- **Task item**:
Look through the listing below, find every line with the string "successfully", and copy it.

· · · · ·

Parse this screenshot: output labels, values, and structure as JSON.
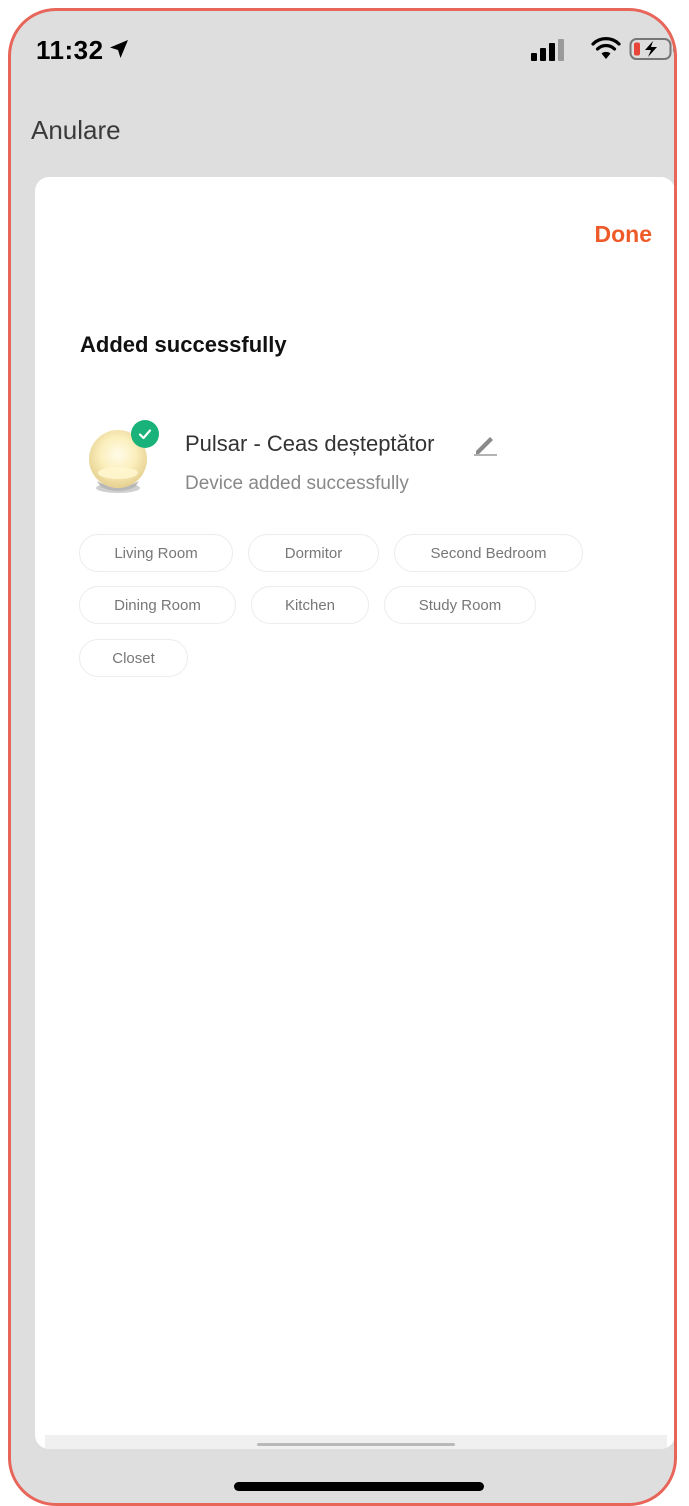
{
  "status_bar": {
    "time": "11:32"
  },
  "nav": {
    "cancel_label": "Anulare"
  },
  "sheet": {
    "done_label": "Done",
    "heading": "Added successfully",
    "device": {
      "name": "Pulsar - Ceas deșteptător",
      "status": "Device added successfully"
    },
    "rooms": [
      "Living Room",
      "Dormitor",
      "Second Bedroom",
      "Dining Room",
      "Kitchen",
      "Study Room",
      "Closet"
    ]
  },
  "colors": {
    "accent": "#ee5b29",
    "success": "#19b27a",
    "frame": "#e8655a"
  },
  "icons": {
    "location": "location-arrow-icon",
    "signal": "cellular-signal-icon",
    "wifi": "wifi-icon",
    "battery": "battery-charging-icon",
    "check": "check-badge-icon",
    "edit": "pencil-icon"
  }
}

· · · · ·

- **Answer to this problem**:
    "heading": "Added successfully",
      "status": "Device added successfully"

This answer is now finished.